Cédric O, who is secretary of state for digital affairs and was previously an adviser to Macron, pushed back against the criticism and said that France remains committed to working with technology companies on regulation — insofar as dialogue was possible.

“We give platforms a chance for dialog but if they fail to respect their commitments, then we have no choice but to regulate the hard way,” he said.

Facebook referred POLITICO to a statement issued to French media criticizing the hate speech law as “privatization of freedom of speech” and declined to comment further.

A better NetzDG

Back in early 2018, France watched as Germany came under a hail of criticism over its anti-hate speech law, known as NetzDG.

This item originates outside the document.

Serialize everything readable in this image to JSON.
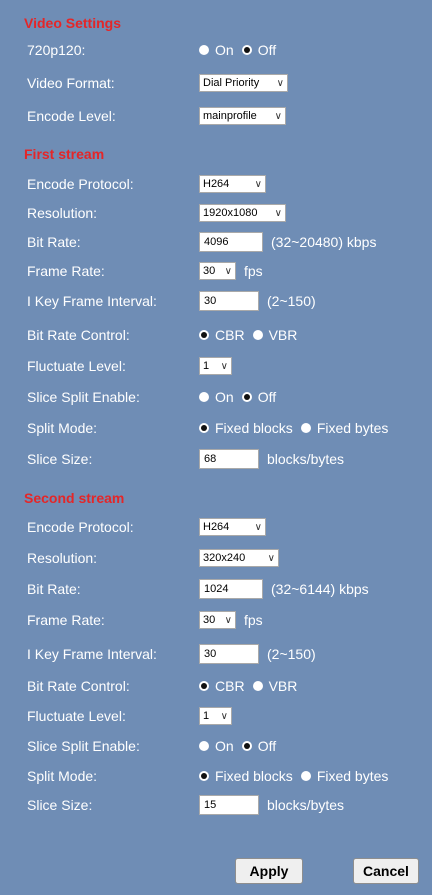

Promising heavy fines for any platforms that failed to remove flagged content, it was criticized as harming free speech and giving too much power to tech firms to decide what should be taken down.

France aspired to do better, and Macron tasked his two top advisers on digital affairs at the time, Cédric O and Fabrice Aubert, with devising a solution that would address proliferating hate speech without alienating tech. (Aubert has since moved on to French real estate developer Nexity.)

The pair proposed embedding experts inside Facebooks machinery to figure out its workings and carry out continuous oversight, an idea inspired by similar moves in the financial sector.

Toward the end of 2018, more than seven Macron ministers had officially committed to fighting hate online.

Macron himself, meanwhile, worked on winning Zuckerbergs support.

His outreach culminated in a May, 2018, meeting on the veranda of Macrons presidential residence in Paris which was noted not just because Zuckerberg, who usually wears T-shirts, wore a suit, but also because he had chosen to visit France over the U.K. or Germany while in Europe.

The embedding mission got started a few months later, in January.

Known in France as the “Loutrel Mission” after its author, Benoît Loutrel, a former Google executive and co-director of the ARCEP telecom regulator, the team was made up of seven rapporteurs who spent weeks visiting Facebooks content moderation centers in Paris, Dublin, Berlin and Barcelona.

They were meant to work for six months. But instead, after just two months of observation, Loutrels team was asked to hand in its work.

Macron himself worked on winning Zuckerbergs support | Pool photo by Christophe Petit Tesson via Getty Images

According to people directly involved in the mission and the debates that followed it, a packed legislative schedule in parliament was part of the reason for the delay.

But they also underscored jockeying between various Macron ministers and MPs who were all determined to claim ownership for the content regulation bill.

On one side, there was Loutrel and his supporters, namely O and Aubert, who backed the Loutrel Mission and favored a soft-touch approach.

On the other was Laetitia Avia, an MP in Macrons centrist La République en Marche party, Digital Minister Mounir Mahjoubi and Marlène Schiappa, the secretary of state for womens equality — all of whom had personally been subject to online harassment and favor a harder approach.

Toward the end of 2018, more than seven Macron ministers had officially committed to fighting hate online.

While the two camps argued over the approach, one event was seen as instrumental in favoring a harder line — an annual dinner hosted by Frances Jewish umbrella organization, the CRIF, at which Macron was asked what he would do about the rise of anti-Semitic speech online.

Tech industry players and digital rights activists are already up in arms, warning about unpredictable side effects.

Avia took to the stage, and used the occasion to state that tech companies would have to respect French laws and could be tried in court if necessary.

There was no more room for Loutrels softer approach to regulation.

Asked about the pile-on, Avia denied ignoring the conclusions of theRead More – Source